  1. The Phases of the Real Estate Cycle:
  2. Expansion: During the expansion phase, real estate markets experience robust growth, characterized by increasing property values, rising demand, and strong investor sentiment. Economic factors such as low interest rates, job growth, and population growth contribute to increased demand for real estate assets. Rental rates and property values tend to rise steadily during this phase, attracting investors and developers.
  3. Peak: The peak marks the top of the real estate cycle, where property values reach their highest point, and demand begins to plateau. Speculative buying and excessive optimism may drive prices beyond fundamentals during this phase. However, signs of overheating, such as declining affordability, rising vacancy rates, and excessive leverage, may indicate that the market is nearing its peak.
  4. Contraction: In the contraction phase, real estate markets experience a slowdown or decline in activity, marked by falling property values, decreasing demand, and rising vacancy rates. Economic factors such as rising interest rates, job losses, and oversupply contribute to the contraction phase. Investors may become cautious, and property owners may struggle to sell or lease their assets amid weaker market conditions.
  5. Trough: The trough represents the bottom of the real estate cycle, where property values stabilize or begin to recover after a period of decline. During this phase, market sentiment is generally negative, and investor confidence is low. However, savvy investors may identify opportunities to acquire undervalued properties at discounted prices, positioning themselves for future growth and appreciation.

 

  1. Strategies for Timing the Real Estate Market:
  2. Research and Analysis: Conduct thorough research and analysis of local market conditions, economic indicators, demographic trends, and supply-demand dynamics. Monitor key metrics such as vacancy rates, absorption rates, rent growth, and employment trends to gauge the health of the market and identify emerging opportunities or risks.
  3. Stay Flexible: Real estate markets are inherently unpredictable, and timing the market perfectly is challenging. Instead of trying to time the market, focus on building a diversified portfolio of real estate assets across different property types, locations, and market segments. Diversification can help mitigate risks and position your portfolio for long-term growth and resilience.
  4. Adopt a Contrarian Approach: Consider adopting a contrarian investment approach by buying when others are selling and selling when others are buying. Contrarian investors capitalize on market inefficiencies and sentiment swings by taking positions contrary to prevailing market trends. However, contrarian investing requires patience, discipline, and a willingness to go against the crowd.
  5. Monitor Leading Indicators: Pay attention to leading indicators that may signal shifts in the real estate market, such as changes in interest rates, housing affordability, construction activity, and investor sentiment. Leading indicators can provide valuable insights into future market trends and help you anticipate changes in supply and demand dynamics.
  6. Plan for the Long Term: Real estate investing is inherently a long-term endeavor, and short-term market fluctuations should not deter you from pursuing your investment goals. Focus on acquiring high-quality assets with strong fundamentals and enduring value, rather than trying to time short-term market movements. Adopt a patient and disciplined approach to investing, and stay committed to your long-term investment strategy.

 

Conclusion:
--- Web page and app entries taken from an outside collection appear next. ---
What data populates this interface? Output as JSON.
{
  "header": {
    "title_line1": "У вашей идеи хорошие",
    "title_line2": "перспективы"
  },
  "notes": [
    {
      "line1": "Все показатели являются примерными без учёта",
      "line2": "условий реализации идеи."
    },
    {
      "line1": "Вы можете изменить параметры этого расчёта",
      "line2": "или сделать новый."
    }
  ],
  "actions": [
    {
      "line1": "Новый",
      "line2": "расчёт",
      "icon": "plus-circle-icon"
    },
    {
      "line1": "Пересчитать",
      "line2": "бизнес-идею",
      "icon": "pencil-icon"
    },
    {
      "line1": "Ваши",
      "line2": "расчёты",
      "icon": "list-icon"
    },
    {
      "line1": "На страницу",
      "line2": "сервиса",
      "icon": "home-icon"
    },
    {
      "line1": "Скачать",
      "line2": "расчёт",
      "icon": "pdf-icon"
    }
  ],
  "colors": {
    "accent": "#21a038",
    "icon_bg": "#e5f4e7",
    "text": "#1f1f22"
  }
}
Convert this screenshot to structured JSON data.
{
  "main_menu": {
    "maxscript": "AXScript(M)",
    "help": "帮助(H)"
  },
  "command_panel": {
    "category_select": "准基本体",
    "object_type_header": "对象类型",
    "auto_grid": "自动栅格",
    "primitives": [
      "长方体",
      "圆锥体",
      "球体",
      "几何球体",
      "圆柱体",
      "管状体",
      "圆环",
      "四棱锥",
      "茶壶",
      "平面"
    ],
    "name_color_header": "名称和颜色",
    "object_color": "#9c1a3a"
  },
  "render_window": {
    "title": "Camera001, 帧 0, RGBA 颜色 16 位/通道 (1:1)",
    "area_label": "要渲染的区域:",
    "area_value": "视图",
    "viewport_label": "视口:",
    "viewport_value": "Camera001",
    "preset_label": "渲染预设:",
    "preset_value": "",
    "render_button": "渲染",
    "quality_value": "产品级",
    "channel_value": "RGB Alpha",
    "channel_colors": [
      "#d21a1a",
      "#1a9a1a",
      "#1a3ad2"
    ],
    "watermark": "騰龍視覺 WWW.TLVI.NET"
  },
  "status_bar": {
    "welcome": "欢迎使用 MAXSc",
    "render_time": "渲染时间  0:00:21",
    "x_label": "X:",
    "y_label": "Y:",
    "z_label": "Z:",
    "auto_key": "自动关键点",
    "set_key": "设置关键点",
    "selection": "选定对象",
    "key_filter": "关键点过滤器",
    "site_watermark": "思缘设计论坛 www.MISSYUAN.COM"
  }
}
Understanding real estate cycles and timing the market for success requires a combination of research, analysis, flexibility, and discipline. By recognizing the key phases of the real estate cycle, conducting thorough market research, staying flexible in your investment approach, adopting a contrarian mindset when appropriate, monitoring leading indicators, and planning for the long term, you can navigate the ups and downs of the real estate market and capitalize on investment opportunities. Remember, successful real estate investing is not about timing the market perfectly but about making informed decisions based on sound fundamentals and a clear investment strategy.